More millennials are borrowing to pay for their education than the generations before them. The average cumulative debt among millennial undergraduates is also on the rise. The long-term impact of student loan debt will be significant. According to a recent study by Think Tank Demos, a college-educated couple with an average amount of student loan debt will see a reduction of more than $200,000 in lifetime wealth accumulation.
As student debt is increasing, the ability to pay a debt is decreasing. College graduates are now, more than ever struggling to realize the return on the investment in their education.
Not all college graduates face the same struggles on the job market. Graduates with degrees in Science, technology, engineering, and Math (STEM) fields are faring better than their counterparts with liberal art degrees. This highlights the American “Skill Gap” – or the mismatch between the skills possessed by job seekers and those required by employers.

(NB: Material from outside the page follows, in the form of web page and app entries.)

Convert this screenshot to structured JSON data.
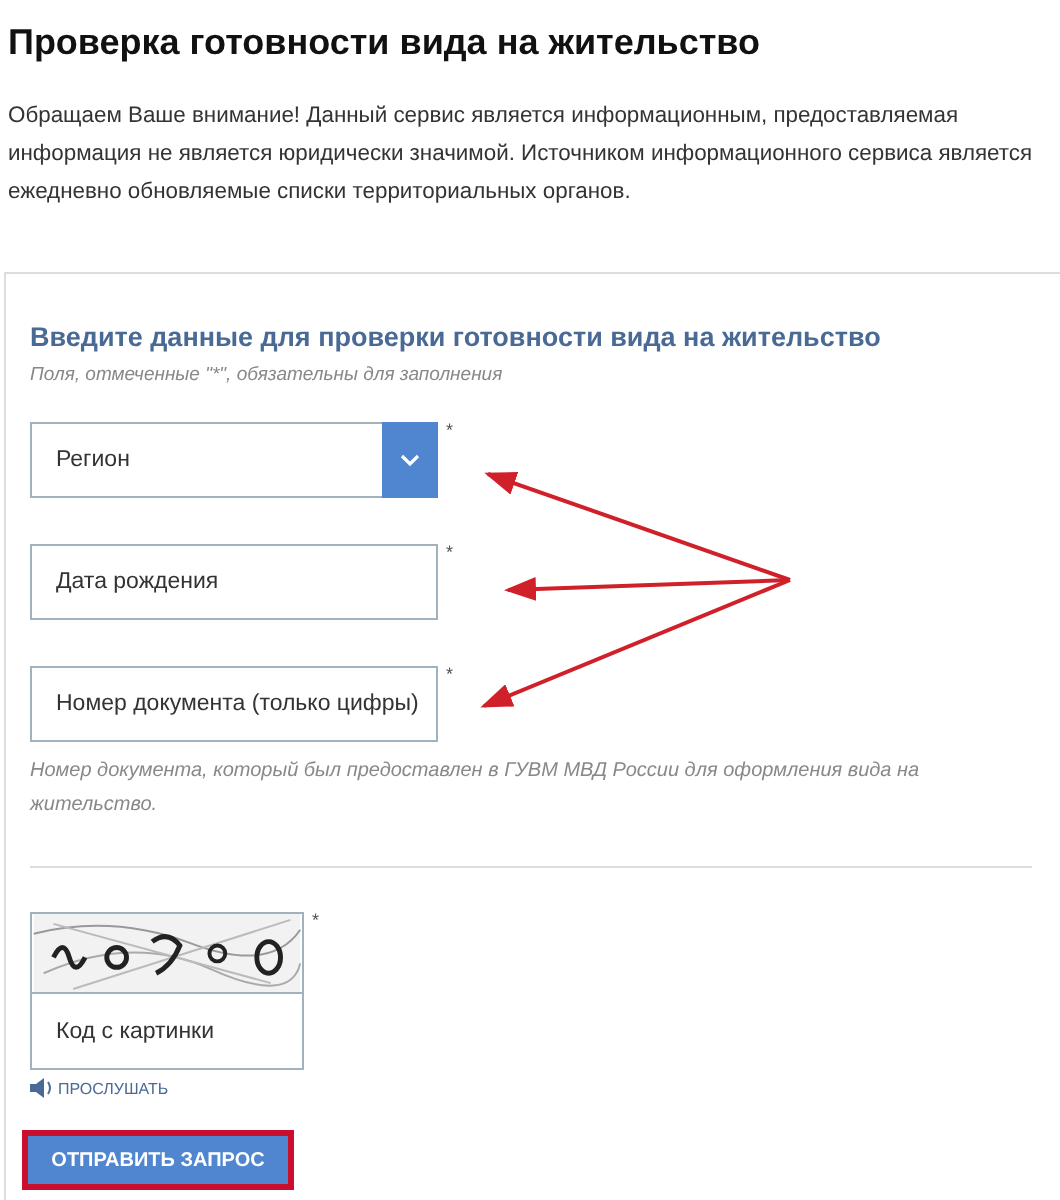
{
  "title": "Проверка готовности вида на жительство",
  "notice": "Обращаем Ваше внимание! Данный сервис является информационным, предоставляемая информация не является юридически значимой. Источником информационного сервиса является ежедневно обновляемые списки территориальных органов.",
  "form": {
    "heading": "Введите данные для проверки готовности вида на жительство",
    "required_note": "Поля, отмеченные \"*\", обязательны для заполнения",
    "fields": [
      {
        "kind": "select",
        "placeholder": "Регион",
        "mark": "*"
      },
      {
        "kind": "text",
        "placeholder": "Дата рождения",
        "mark": "*"
      },
      {
        "kind": "text",
        "placeholder": "Номер документа (только цифры)",
        "mark": "*"
      }
    ],
    "hint": "Номер документа, который был предоставлен в ГУВМ МВД России для оформления вида на жительство.",
    "captcha": {
      "placeholder": "Код с картинки",
      "mark": "*",
      "listen": "ПРОСЛУШАТЬ"
    },
    "submit": {
      "label": "ОТПРАВИТЬ ЗАПРОС",
      "highlighted": true
    }
  }
}
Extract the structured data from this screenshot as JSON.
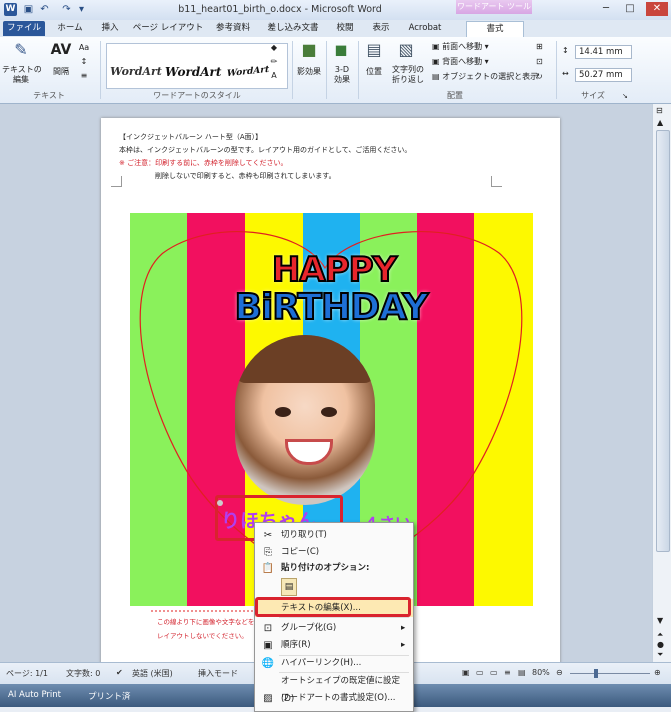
{
  "titlebar": {
    "title": "b11_heart01_birth_o.docx - Microsoft Word",
    "context_tool": "ワードアート ツール"
  },
  "tabs": [
    "ファイル",
    "ホーム",
    "挿入",
    "ページ レイアウト",
    "参考資料",
    "差し込み文書",
    "校閲",
    "表示",
    "Acrobat",
    "書式"
  ],
  "ribbon": {
    "text_group": {
      "edit_text": "テキストの\n編集",
      "spacing": "間隔",
      "label": "テキスト"
    },
    "wordart_group": {
      "samples": [
        "WordArt",
        "WordArt",
        "WordArt"
      ],
      "label": "ワードアートのスタイル"
    },
    "shadow": "影効果",
    "threed": "3-D\n効果",
    "arrange": {
      "position": "位置",
      "wrap": "文字列の\n折り返し",
      "bring_forward": "前面へ移動",
      "send_backward": "背面へ移動",
      "selection": "オブジェクトの選択と表示",
      "label": "配置"
    },
    "size": {
      "height": "14.41 mm",
      "width": "50.27 mm",
      "label": "サイズ"
    }
  },
  "page": {
    "line1": "【インクジェットバルーン ハート型（A面）】",
    "line2": "本枠は、インクジェットバルーンの型です。レイアウト用のガイドとして、ご活用ください。",
    "line3": "※ ご注意：印刷する前に、赤枠を削除してください。",
    "line4": "削除しないで印刷すると、赤枠も印刷されてしまいます。",
    "happy": "HAPPY",
    "birthday": "BiRTHDAY",
    "name": "りほちゃん",
    "age": "４さい",
    "note1": "この線より下に画像や文字などを",
    "note2": "レイアウトしないでください。"
  },
  "context_menu": {
    "cut": "切り取り(T)",
    "copy": "コピー(C)",
    "paste_options": "貼り付けのオプション:",
    "edit_text": "テキストの編集(X)...",
    "group": "グループ化(G)",
    "order": "順序(R)",
    "hyperlink": "ハイパーリンク(H)...",
    "set_default": "オートシェイプの既定値に設定(D)",
    "format": "ワードアートの書式設定(O)..."
  },
  "status": {
    "page": "ページ: 1/1",
    "words": "文字数: 0",
    "lang": "英語 (米国)",
    "mode": "挿入モード",
    "zoom": "80%"
  },
  "taskbar": {
    "item1": "AI Auto Print",
    "item2": "プリント済"
  }
}
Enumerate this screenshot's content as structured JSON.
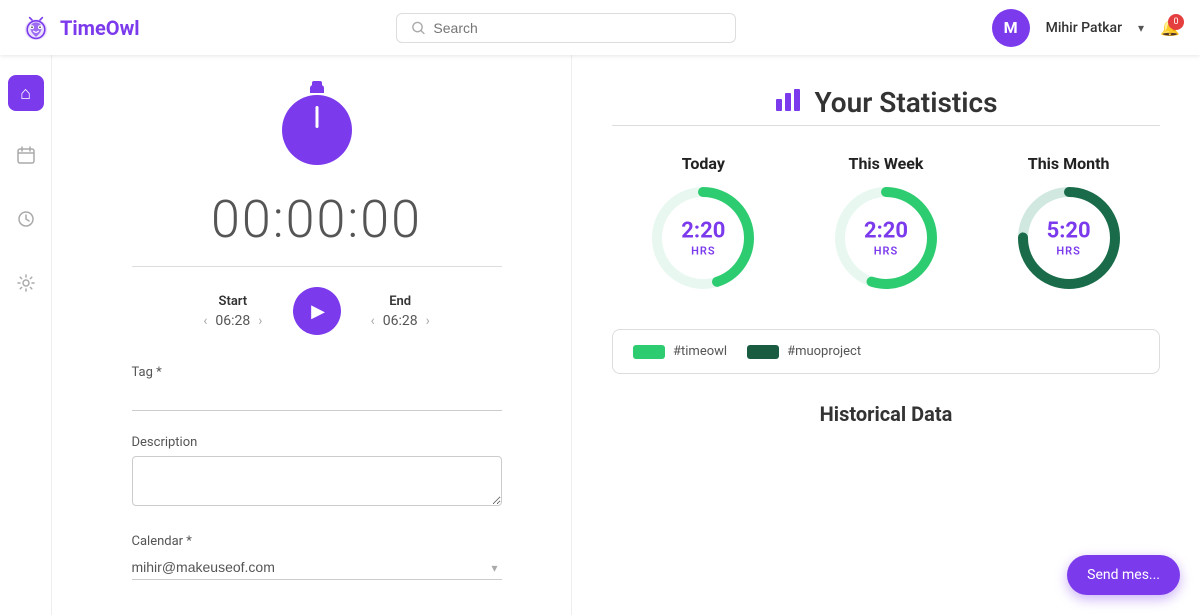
{
  "app": {
    "name": "TimeOwl",
    "logo_alt": "TimeOwl logo"
  },
  "topnav": {
    "search_placeholder": "Search",
    "user_name": "Mihir Patkar",
    "user_initial": "M",
    "notification_count": "0",
    "chevron": "▾"
  },
  "sidebar": {
    "items": [
      {
        "id": "home",
        "icon": "⌂",
        "active": true
      },
      {
        "id": "calendar",
        "icon": "▦",
        "active": false
      },
      {
        "id": "history",
        "icon": "◷",
        "active": false
      },
      {
        "id": "settings",
        "icon": "⚙",
        "active": false
      }
    ]
  },
  "timer": {
    "display": "00:00:00",
    "start_label": "Start",
    "start_time": "06:28",
    "end_label": "End",
    "end_time": "06:28"
  },
  "form": {
    "tag_label": "Tag *",
    "tag_placeholder": "",
    "description_label": "Description",
    "description_placeholder": "",
    "calendar_label": "Calendar *",
    "calendar_value": "mihir@makeuseof.com"
  },
  "statistics": {
    "title": "Your Statistics",
    "periods": [
      {
        "label": "Today",
        "value": "2:20",
        "unit": "HRS",
        "progress": 0.45,
        "color_fg": "#2ecc71",
        "color_bg": "#e8f8f0"
      },
      {
        "label": "This Week",
        "value": "2:20",
        "unit": "HRS",
        "progress": 0.55,
        "color_fg": "#2ecc71",
        "color_bg": "#e8f8f0"
      },
      {
        "label": "This Month",
        "value": "5:20",
        "unit": "HRS",
        "progress": 0.75,
        "color_fg": "#1a6b4a",
        "color_bg": "#e0ede8"
      }
    ]
  },
  "legend": {
    "items": [
      {
        "color": "#2ecc71",
        "label": "#timeowl"
      },
      {
        "color": "#1a5c42",
        "label": "#muoproject"
      }
    ]
  },
  "historical": {
    "title": "Historical Data"
  },
  "chat": {
    "label": "Send mes..."
  }
}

A recent report noted that while more than 70 percent of colleges and universities think graduates possess the right skills to enter the labor market, only 42 percent of employers agree.
Clayton Christensen, the preeminent scholar on disruptive innovation in higher education says this is a result of American Universities placing a higher premium on prestige than on the return on investment a student gains from the education.
Christensen explains that for decades, traditional universities- similar to businesses in many other industries focused primarily on getting “bigger and better,” under the assumption that becoming more prestigious and reputational would be the best way to serve all their constituents. As such, universities across the country made significant investments in “growing the number of courses and degrees offered, adding graduate programs, doing more research, and trading up to bigger athletic conferences,” all while increasing admissions selectivity.
Simplify Student Loans and Repayment
The federal government could consider a series of policy shifts to stabilize debt burdens among the millennial generation of students, which in turn would reduce delinquency and default rates. A good starting point might be simplifying the student loan system, which currently includes a complicated mixture of grants, loans, work programs, and repayment options that students struggle to navigate.
Streaming the student loan system, the government might consider offering a single type of grant and loan system for college students, with income-based repayment (IBR) as the default option- a measure that more than 75 percent of students support. A single type of financial aid with consistent and predictable application standards, interest rates, and repayment options, might mitigate the difficulties students face in understanding the loan process. In addition, IBR as a default option for loan repayment immediately following graduation could help students manage their debt levels during a volatile life stage. Though IBR is already an option for struggling graduates, of the 5 million Americans currently in default on their debt, only 1.1 million borrowers are enrolled in IBR plans.